- Solicitation, either directly or indirectly, of any assessment, contribution or subscription, either monetary or in-kind, for any political party or political candidate
- Solicitation of the sale, or actual sale, of political party tickets
- Partisan activities at the election polls, such as solicitation of votes for other than nonpartisan candidates and nonpartisan issues
- Service as, witness or challenger, for any party or partisan committee
- Participation in political caucuses of a partisan nature
- Participation in a political action committee which supports partisan activity
Examples Of Permitted Activities
According to Ohio Administrative Code 123-1-46-02, the following types of activities may be permitted:
- Registration and voting
- Expression of opinions, either oral or written
- Voluntary financial contributions to political candidates or organizations
- Circulation of nonpartisan petitions or petitions stating views on legislation
- Attendance at political rallies
- Signing nominating petitions in support of individuals
- Display of political materials in the employee's home or on the employee's property
- Wearing political badges or buttons, or the display of political stickers on private vehicles
- Serving as a precinct election official under section 3501.22 of the Revised Code
Future Enforcement & The First Amendment

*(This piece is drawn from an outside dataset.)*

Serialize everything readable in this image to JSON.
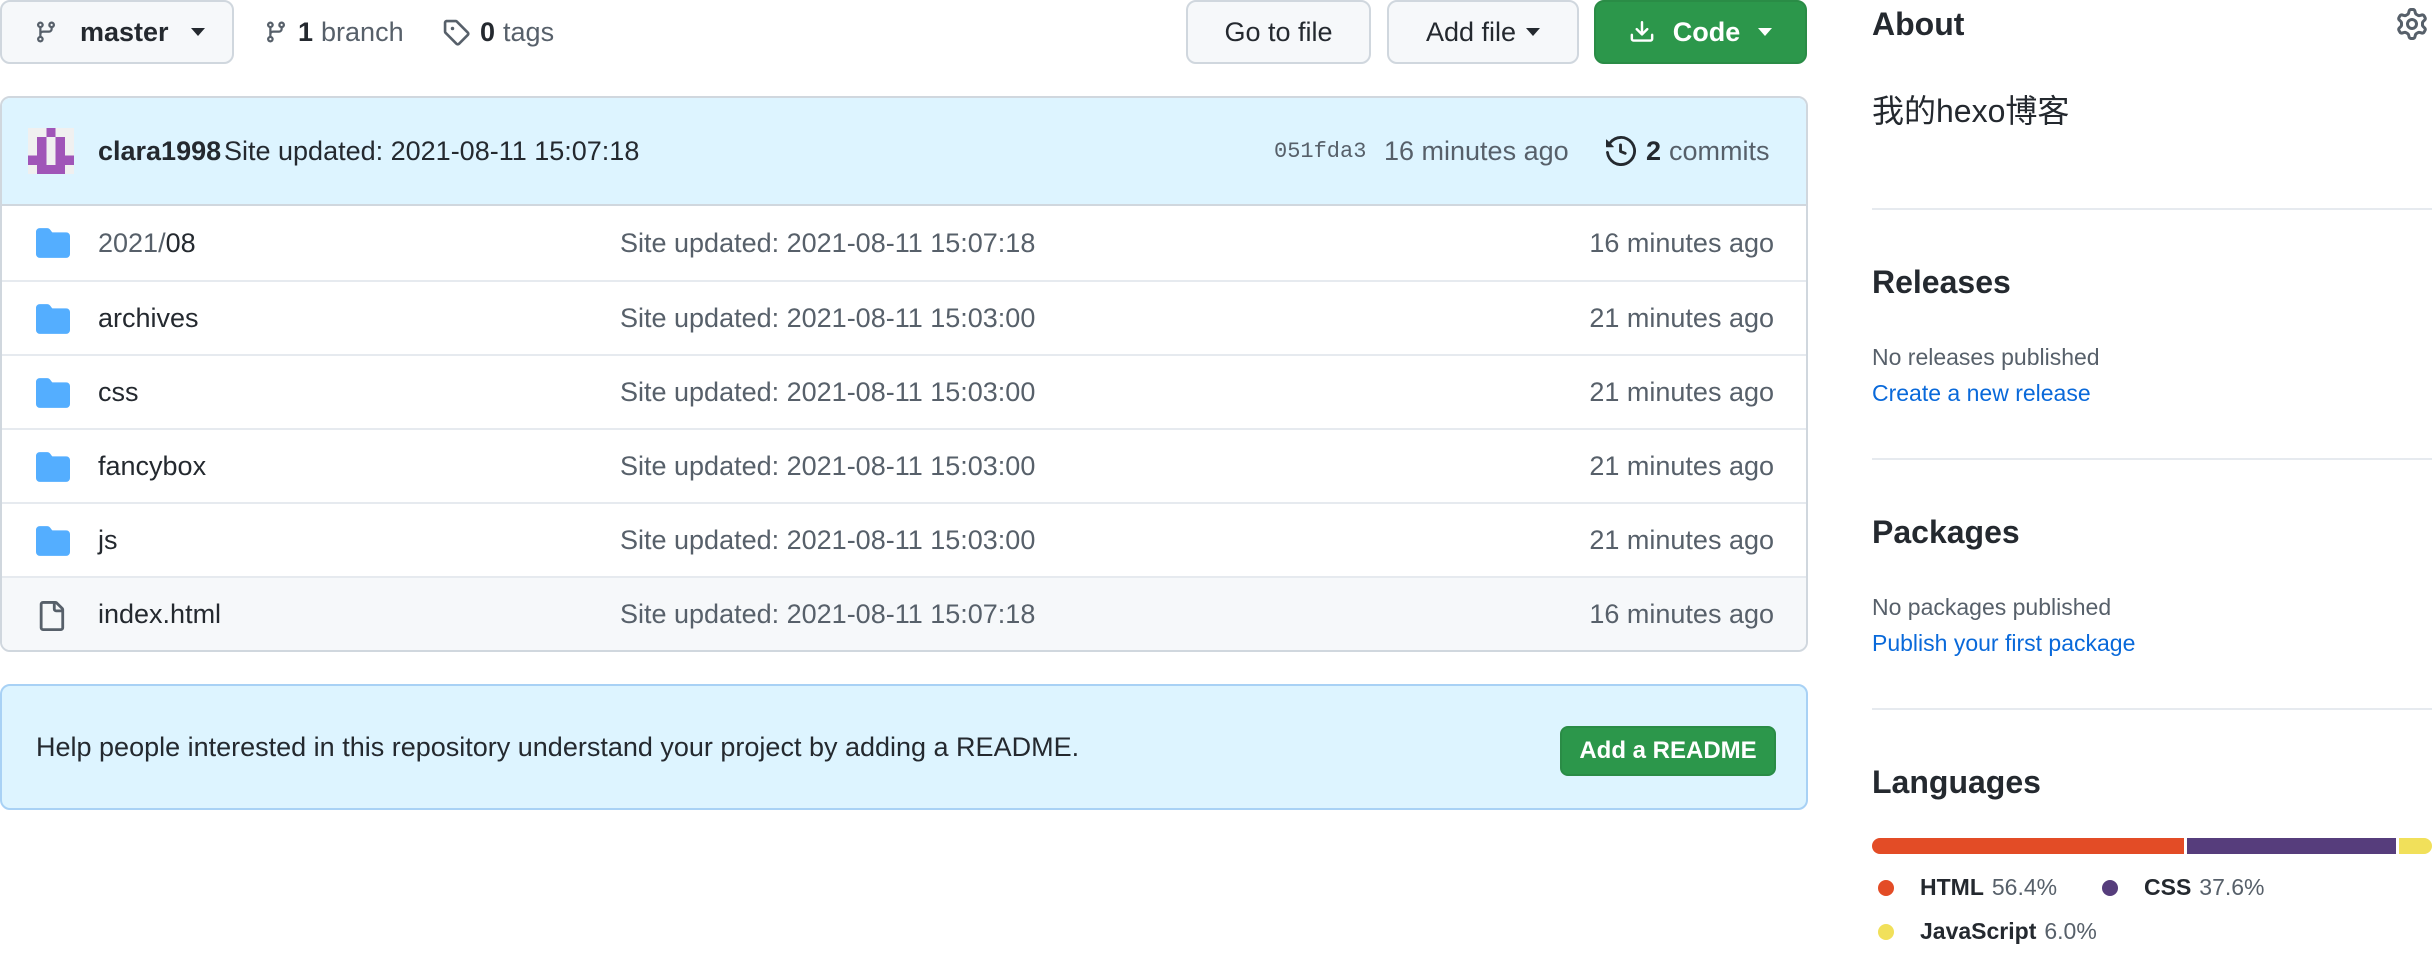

Although historically the U.S. Supreme Court sustained both federal and state laws intended to protect the public from partisan misuse of civil service employees, several recent developments in First Amendment law perhaps cast a shadow over the enforcement of such laws, at least in some circumstances. For one thing, the Court has invoked the First Amendment to limit the ability of states to protect judicial elections from some traditional campaign activities. The Court has also invoked the First Amendment to safeguard a certain degree of freedom of speech for public employees. Given these developments, it is possible that in particular circumstances the enforcement of Ohio law to limit some political activities of civil service employees might be found to run afoul of First Amendment rights. One would need to evaluate the likelihood of such a result on a case-by-case basis.
1. Ohio Revised Code § 124.57 (H.B. 262, 125th Gen. Assem., 2004).
2. Ohio Revised Code § 124.01(C)
3. Hudak v. Cleveland Civil Service Commission , 44 Ohio App.3d 15, 540 N.E.2d 741 (Eighth Dist. Ct. Of App., 1988), appeal dismissed, 37 Ohio St.3d 703, 531 N.E.2d 1316 (May 25, 1988).
4. Id. at 15, 540 N.E.2d at 742.
5. 1991 Ohio Op. Att'y Gen 91-065
6. Ohio Revised Code § 124.34